_YOUR TASK_.
Lines of the material that include the string "AutoRecovery" should be returned.

_INPUT RECORDS_.
-*-
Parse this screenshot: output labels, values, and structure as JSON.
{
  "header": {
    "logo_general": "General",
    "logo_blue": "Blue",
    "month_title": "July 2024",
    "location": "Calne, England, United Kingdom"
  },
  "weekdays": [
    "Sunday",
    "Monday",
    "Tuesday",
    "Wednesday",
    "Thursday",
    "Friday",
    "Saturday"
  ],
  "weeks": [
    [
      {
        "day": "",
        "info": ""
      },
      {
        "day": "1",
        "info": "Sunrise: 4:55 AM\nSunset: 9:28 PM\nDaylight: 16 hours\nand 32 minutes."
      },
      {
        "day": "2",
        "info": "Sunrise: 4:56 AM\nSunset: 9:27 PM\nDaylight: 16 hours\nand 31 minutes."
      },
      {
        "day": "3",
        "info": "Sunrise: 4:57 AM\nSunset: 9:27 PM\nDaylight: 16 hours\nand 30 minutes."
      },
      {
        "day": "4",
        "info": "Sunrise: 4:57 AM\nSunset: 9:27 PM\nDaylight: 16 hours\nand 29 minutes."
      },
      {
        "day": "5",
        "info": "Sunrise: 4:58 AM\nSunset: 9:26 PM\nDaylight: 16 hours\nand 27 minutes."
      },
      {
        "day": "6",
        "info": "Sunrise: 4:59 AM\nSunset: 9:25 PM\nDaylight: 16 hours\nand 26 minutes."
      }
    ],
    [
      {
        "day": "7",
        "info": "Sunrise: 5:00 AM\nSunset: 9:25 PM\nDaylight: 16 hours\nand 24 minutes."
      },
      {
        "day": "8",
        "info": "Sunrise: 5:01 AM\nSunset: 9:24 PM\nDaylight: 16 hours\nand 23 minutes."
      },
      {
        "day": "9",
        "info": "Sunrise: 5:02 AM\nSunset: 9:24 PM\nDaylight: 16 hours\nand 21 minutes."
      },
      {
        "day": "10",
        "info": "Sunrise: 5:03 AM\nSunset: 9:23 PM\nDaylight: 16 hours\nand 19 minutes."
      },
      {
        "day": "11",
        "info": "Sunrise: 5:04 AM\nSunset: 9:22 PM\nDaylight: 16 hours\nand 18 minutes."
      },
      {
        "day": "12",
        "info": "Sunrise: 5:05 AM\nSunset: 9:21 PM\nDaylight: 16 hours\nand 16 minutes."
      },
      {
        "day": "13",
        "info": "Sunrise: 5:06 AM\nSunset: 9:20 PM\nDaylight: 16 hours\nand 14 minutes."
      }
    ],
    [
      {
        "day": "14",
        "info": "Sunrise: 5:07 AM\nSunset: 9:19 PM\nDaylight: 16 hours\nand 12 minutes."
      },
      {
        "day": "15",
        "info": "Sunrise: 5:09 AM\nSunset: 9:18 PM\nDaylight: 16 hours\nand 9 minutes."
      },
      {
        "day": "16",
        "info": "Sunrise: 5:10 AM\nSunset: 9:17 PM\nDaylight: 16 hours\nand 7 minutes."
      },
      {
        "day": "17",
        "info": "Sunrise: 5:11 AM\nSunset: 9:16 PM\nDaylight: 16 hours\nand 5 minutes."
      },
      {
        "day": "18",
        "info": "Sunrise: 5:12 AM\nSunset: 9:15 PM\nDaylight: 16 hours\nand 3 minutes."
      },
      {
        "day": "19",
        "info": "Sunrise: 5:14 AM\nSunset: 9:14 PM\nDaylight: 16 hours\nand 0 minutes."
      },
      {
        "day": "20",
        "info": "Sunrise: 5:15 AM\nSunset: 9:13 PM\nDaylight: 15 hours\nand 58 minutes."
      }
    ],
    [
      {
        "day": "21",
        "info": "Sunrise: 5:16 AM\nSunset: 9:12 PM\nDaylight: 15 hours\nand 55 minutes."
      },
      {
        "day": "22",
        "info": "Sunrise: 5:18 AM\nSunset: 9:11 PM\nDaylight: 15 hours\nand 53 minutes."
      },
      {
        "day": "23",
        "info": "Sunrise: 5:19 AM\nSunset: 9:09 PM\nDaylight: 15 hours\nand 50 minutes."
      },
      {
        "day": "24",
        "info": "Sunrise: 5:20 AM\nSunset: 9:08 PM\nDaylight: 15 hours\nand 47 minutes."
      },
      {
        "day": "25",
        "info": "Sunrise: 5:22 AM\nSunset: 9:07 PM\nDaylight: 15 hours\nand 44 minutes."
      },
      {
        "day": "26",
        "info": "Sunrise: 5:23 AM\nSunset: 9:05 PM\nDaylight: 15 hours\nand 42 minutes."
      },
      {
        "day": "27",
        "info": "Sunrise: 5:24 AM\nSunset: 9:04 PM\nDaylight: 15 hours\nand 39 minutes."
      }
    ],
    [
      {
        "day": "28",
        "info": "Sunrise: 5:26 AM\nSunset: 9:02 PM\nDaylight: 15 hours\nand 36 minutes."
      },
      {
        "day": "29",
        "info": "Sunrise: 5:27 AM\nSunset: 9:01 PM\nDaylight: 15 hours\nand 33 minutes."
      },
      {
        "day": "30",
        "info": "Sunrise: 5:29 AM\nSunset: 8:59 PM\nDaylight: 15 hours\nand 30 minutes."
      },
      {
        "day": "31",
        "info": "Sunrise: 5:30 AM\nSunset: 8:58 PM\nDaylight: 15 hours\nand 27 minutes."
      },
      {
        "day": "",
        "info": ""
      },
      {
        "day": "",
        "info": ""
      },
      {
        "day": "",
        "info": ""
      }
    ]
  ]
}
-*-
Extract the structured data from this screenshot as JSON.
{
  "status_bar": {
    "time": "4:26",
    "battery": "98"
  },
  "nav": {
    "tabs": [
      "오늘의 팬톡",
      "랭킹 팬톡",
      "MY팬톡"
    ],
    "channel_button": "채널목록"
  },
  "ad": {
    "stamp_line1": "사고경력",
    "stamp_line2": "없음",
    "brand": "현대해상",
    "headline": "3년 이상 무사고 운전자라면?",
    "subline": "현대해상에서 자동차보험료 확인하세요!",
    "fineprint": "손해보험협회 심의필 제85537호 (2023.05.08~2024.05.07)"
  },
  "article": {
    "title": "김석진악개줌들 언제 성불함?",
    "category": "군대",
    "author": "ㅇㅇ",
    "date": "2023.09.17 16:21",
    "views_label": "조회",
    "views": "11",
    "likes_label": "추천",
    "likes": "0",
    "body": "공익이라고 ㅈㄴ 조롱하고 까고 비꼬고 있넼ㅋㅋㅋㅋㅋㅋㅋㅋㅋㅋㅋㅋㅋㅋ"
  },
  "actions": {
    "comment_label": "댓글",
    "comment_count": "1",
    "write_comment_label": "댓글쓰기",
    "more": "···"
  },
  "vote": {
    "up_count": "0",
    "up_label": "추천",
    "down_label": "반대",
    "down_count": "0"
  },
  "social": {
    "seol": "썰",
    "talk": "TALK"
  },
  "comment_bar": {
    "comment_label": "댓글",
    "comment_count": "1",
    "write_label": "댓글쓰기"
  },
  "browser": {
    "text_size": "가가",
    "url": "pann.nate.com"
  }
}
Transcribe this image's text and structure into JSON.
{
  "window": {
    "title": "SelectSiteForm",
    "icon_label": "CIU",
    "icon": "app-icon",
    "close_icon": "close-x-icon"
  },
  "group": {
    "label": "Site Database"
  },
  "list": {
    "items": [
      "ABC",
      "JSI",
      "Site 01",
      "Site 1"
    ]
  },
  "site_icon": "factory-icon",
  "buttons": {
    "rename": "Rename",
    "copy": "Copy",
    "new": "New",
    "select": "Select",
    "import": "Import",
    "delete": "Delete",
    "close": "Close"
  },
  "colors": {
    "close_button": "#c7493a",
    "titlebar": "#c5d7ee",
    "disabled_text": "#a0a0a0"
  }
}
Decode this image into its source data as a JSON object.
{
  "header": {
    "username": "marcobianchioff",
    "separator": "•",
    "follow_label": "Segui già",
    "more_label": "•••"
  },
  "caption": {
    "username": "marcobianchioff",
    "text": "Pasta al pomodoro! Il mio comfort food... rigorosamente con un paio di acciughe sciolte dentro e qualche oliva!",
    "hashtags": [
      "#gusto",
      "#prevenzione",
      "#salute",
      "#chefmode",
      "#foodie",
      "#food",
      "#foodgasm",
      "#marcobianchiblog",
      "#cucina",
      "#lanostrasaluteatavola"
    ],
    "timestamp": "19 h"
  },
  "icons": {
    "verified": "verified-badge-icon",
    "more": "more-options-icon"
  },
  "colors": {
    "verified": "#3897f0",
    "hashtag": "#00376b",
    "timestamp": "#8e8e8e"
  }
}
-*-
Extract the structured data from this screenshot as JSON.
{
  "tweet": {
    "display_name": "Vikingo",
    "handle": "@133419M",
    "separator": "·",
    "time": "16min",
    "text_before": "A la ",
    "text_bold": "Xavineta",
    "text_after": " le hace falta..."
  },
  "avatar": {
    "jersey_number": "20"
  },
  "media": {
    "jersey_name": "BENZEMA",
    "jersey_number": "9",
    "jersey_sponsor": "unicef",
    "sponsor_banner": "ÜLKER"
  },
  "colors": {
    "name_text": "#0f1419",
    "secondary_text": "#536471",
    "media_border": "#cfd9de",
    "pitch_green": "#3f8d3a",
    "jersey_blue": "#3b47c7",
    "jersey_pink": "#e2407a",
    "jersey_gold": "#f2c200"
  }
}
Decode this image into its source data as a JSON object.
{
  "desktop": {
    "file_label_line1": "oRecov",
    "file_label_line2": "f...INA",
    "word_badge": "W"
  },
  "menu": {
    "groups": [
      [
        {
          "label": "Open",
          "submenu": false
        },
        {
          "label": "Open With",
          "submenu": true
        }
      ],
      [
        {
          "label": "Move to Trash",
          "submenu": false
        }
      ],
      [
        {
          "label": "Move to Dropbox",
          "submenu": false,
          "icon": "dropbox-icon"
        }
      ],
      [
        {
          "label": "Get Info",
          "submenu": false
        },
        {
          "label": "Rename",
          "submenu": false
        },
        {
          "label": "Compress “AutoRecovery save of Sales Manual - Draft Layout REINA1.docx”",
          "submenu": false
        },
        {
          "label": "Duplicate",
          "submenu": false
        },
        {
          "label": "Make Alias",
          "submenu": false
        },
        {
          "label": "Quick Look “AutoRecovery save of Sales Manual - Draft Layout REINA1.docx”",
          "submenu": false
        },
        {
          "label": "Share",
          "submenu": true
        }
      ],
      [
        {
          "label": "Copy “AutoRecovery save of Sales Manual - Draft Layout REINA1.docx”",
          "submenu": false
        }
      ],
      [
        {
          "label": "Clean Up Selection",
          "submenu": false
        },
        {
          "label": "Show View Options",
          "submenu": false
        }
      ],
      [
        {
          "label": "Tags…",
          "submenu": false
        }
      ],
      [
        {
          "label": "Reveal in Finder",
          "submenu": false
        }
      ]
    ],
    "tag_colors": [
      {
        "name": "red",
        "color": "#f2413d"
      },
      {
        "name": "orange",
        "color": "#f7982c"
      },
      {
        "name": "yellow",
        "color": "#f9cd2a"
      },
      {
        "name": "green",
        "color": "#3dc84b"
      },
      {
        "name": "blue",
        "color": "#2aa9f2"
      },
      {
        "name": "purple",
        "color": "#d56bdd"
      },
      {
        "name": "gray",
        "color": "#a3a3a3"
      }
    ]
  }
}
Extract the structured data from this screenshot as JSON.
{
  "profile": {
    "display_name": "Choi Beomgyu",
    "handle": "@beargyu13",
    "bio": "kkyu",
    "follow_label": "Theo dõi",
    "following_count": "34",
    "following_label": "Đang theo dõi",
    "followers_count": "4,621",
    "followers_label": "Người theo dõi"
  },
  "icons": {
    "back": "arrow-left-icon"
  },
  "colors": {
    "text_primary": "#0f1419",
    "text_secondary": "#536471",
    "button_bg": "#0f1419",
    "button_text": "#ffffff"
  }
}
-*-
_REPLY TO THE EXERCISE_.
          "label": "Compress “AutoRecovery save of Sales Manual - Draft Layout REINA1.docx”",
          "label": "Quick Look “AutoRecovery save of Sales Manual - Draft Layout REINA1.docx”",
          "label": "Copy “AutoRecovery save of Sales Manual - Draft Layout REINA1.docx”",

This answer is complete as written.